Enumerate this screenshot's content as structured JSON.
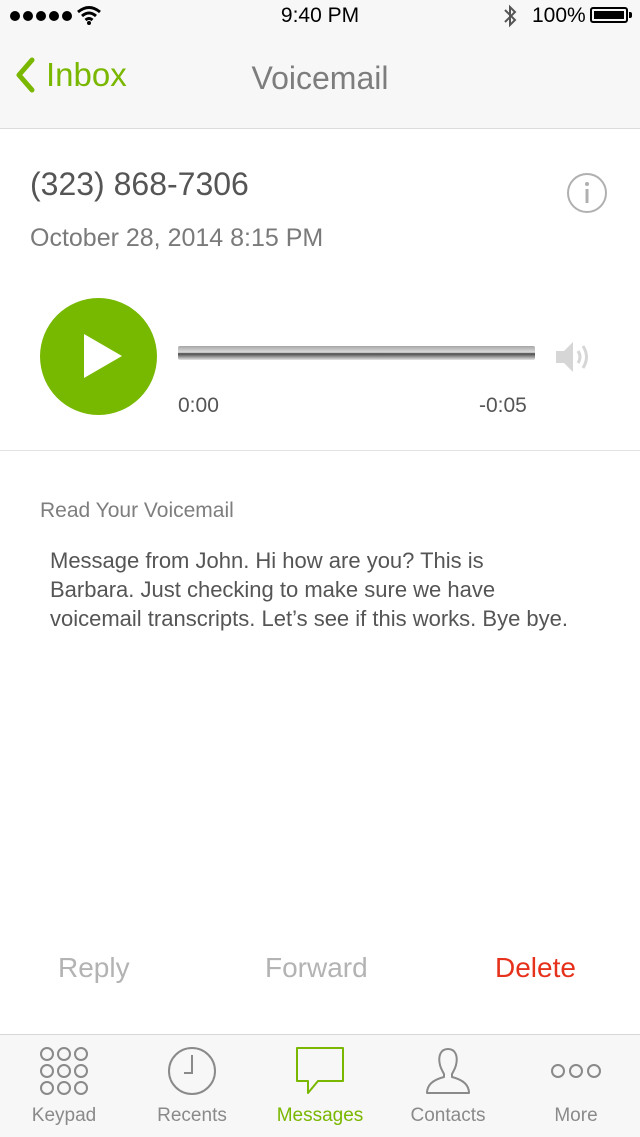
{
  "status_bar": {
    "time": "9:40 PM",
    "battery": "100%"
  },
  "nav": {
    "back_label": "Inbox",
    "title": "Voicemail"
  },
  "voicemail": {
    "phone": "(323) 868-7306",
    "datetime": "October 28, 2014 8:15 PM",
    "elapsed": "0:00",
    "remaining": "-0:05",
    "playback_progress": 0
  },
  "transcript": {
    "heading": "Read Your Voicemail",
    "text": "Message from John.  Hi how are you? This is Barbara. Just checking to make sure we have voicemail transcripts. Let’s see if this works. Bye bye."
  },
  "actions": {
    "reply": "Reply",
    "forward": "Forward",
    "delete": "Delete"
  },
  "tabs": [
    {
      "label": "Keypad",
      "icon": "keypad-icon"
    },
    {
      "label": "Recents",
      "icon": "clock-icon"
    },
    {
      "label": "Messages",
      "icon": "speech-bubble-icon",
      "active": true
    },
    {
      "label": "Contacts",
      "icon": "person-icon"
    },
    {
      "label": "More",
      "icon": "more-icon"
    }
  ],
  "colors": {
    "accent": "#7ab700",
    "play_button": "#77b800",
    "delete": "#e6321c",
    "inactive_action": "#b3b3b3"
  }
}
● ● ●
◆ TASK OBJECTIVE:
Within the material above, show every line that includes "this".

◆ ANSWER BELOW:
Enumerate this screenshot's content as structured JSON.
    "text": "Message from John.  Hi how are you? This is Barbara. Just checking to make sure we have voicemail transcripts. Let’s see if this works. Bye bye."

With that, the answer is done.